By Rebecca Bromwich, Instructor, Department of Law and Legal Studies
Having taught part time for 10 years, I have come to teach full time at Carleton this year by way of a variety of other experiences. I was a graduate student in legal studies, and before that in women’s, gender and sexuality studies, a practicing lawyer, and have worked in corporate contexts in industry. A theme that unites the scholarship on feminist pedagogy, law practice management and corporate management is the notion that including diversity is tremendously valuable. It is useful to the learning experience in the post-secondary classroom and it is useful in workplaces.
For example, this article in the New York Times reports on how diverse teams are smarter. This writing from feminist pedagogical scholarship stresses how teaching and learning take place inside and outside the classroom best when people’s agencies are engaged in inclusive ways that recognize and acknowledge their varied social locations. Further, what we teach cannot be neatly separated from how we teach. And since I want to teach about democratic engagement with criminal law, I have to foster inclusive engagement in my classrooms.
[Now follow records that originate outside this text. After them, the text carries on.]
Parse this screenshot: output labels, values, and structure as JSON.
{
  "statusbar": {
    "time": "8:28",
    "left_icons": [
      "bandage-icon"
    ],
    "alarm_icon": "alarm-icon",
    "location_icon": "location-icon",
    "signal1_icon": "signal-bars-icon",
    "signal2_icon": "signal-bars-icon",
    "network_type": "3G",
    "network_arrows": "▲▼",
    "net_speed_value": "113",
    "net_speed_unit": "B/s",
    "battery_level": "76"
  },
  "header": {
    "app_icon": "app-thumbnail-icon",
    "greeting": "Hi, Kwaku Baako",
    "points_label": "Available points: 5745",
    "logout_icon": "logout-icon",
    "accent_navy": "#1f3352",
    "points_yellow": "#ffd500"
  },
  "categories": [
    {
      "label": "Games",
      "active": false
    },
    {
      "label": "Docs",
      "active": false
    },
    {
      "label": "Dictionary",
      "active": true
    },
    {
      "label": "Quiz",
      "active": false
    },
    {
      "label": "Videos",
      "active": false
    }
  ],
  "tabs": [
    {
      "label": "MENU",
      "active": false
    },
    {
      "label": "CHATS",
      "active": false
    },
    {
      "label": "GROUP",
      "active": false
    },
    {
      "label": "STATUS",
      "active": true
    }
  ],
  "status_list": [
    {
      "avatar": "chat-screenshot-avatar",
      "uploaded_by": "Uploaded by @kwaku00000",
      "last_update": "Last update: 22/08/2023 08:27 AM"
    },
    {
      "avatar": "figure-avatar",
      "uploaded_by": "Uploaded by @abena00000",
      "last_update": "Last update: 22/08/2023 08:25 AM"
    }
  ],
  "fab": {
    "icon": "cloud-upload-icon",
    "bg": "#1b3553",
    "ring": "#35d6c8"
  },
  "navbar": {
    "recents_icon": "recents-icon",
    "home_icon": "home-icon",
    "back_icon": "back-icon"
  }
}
I thought I had a strategy for inclusion all figured out for about 20 minutes of my full time teaching career. On the first day of class in one of my large lectures, I used the events of 2010’s Arab Spring as an example of a time and place where the boundaries between criminal acts, political dissent and protest were troubled. The use of this example to problematize simplistic definitions of what constitutes crime led one student to disclose that he was there, in a Middle Eastern country, participated in the protests, and was imprisoned and tortured there (I won’t give details in order to preserve the student’s privacy).
What this disclosure brought home to me was a reminder that students are coming to our classrooms with a varied wealth of knowledge and experience. Addressed appropriately, this knowledge can electrify our class discussions. Addressed inappropriately, students’ disclosures of personal and professional experiences can result in trauma to them and others, in re-inscription of unequal processes of silencing, and derailing of attempts to unpack the course material.
And what my surprise at this disclosure revealed to me was an implicit bias I hadn’t realized I held. While I knew Carleton’s student population was diverse, I had anticipated a big part of my role would be to try to awaken critical engagement in the complacent minds of suburban teen students. I now realize I was implicitly assuming my audience, or my class, would consist largely of privileged, young, middle class Canadians. Of course, some of my students are indeed middle class teens, but it is very apparent from my conversations with students and discussions in class, that world is not just somewhere else – out there – to be brought into our classrooms with assigned readings and media reports. Further, even privileged young people may have experienced a wide range of adverse circumstances. There is permeability between world events in Canada and abroad and our conversations in class about them.
So, with vigour renewed by a deeper awareness of the diversity of Carleton’s student body, I am thinking through ways to ensure their full participation in the class is facilitated through my guidance of class discussions. I anticipate this will be an ongoing process of reflection and self-critique, as well as of seeking feedback from learners.
It is, after all, not just my potential as a teacher and learner that I am seeking to unlock, but theirs.